BEGIN DATASET

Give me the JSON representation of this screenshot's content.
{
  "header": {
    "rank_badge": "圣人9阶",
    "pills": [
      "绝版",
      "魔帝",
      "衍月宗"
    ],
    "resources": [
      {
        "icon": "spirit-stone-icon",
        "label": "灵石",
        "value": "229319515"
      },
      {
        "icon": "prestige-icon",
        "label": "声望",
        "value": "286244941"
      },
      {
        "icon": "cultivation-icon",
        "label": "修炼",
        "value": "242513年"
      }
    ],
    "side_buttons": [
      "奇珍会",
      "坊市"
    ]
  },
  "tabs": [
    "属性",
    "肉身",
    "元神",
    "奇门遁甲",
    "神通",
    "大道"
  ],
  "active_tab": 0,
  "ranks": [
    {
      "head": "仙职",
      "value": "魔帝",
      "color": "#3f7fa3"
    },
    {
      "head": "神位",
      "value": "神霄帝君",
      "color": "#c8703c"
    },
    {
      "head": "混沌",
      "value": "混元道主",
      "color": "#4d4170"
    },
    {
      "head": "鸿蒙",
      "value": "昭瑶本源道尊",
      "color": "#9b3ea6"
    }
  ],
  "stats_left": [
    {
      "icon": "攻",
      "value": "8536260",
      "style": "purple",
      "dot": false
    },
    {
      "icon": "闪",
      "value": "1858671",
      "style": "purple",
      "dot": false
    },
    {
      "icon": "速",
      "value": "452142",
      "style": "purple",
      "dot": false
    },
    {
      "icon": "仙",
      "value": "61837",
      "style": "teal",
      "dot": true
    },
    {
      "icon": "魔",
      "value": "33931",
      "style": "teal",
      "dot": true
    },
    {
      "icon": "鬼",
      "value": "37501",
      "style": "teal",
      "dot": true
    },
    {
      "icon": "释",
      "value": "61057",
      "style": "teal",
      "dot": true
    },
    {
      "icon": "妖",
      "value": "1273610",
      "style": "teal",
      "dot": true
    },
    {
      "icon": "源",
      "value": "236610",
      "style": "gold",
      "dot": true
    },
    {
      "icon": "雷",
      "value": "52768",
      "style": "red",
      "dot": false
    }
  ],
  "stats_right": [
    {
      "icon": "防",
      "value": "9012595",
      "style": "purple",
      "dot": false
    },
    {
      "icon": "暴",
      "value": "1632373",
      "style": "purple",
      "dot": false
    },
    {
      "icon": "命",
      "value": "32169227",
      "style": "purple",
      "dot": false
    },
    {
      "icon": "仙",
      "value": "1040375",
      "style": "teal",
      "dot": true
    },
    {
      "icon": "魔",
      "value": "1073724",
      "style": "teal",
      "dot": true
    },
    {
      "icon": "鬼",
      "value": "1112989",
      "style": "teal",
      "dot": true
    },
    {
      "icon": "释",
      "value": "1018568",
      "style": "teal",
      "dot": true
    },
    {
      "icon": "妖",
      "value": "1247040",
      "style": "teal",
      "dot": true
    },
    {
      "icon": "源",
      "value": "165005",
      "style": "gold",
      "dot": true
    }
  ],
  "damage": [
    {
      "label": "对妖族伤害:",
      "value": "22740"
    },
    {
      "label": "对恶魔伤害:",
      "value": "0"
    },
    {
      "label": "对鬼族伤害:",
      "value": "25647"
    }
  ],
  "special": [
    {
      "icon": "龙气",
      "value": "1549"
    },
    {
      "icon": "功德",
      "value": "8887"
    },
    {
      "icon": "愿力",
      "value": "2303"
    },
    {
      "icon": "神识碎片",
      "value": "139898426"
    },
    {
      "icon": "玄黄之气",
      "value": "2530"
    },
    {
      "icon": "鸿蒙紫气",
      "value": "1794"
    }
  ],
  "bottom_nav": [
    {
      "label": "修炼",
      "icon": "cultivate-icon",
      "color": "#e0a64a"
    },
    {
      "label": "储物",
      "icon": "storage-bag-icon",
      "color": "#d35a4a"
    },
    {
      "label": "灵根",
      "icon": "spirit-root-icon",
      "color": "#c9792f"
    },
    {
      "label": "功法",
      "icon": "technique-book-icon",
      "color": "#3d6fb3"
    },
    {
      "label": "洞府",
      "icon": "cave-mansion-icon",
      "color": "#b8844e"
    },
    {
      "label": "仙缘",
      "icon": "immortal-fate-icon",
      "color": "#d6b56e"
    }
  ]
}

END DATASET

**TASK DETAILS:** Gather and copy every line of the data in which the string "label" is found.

**OUTPUT OF THE EXERCISE:**
        "label": "灵石",
        "label": "声望",
        "label": "修炼",
      "label": "对妖族伤害:",
      "label": "对恶魔伤害:",
      "label": "对鬼族伤害:",
      "label": "修炼",
      "label": "储物",
      "label": "灵根",
      "label": "功法",
      "label": "洞府",
      "label": "仙缘",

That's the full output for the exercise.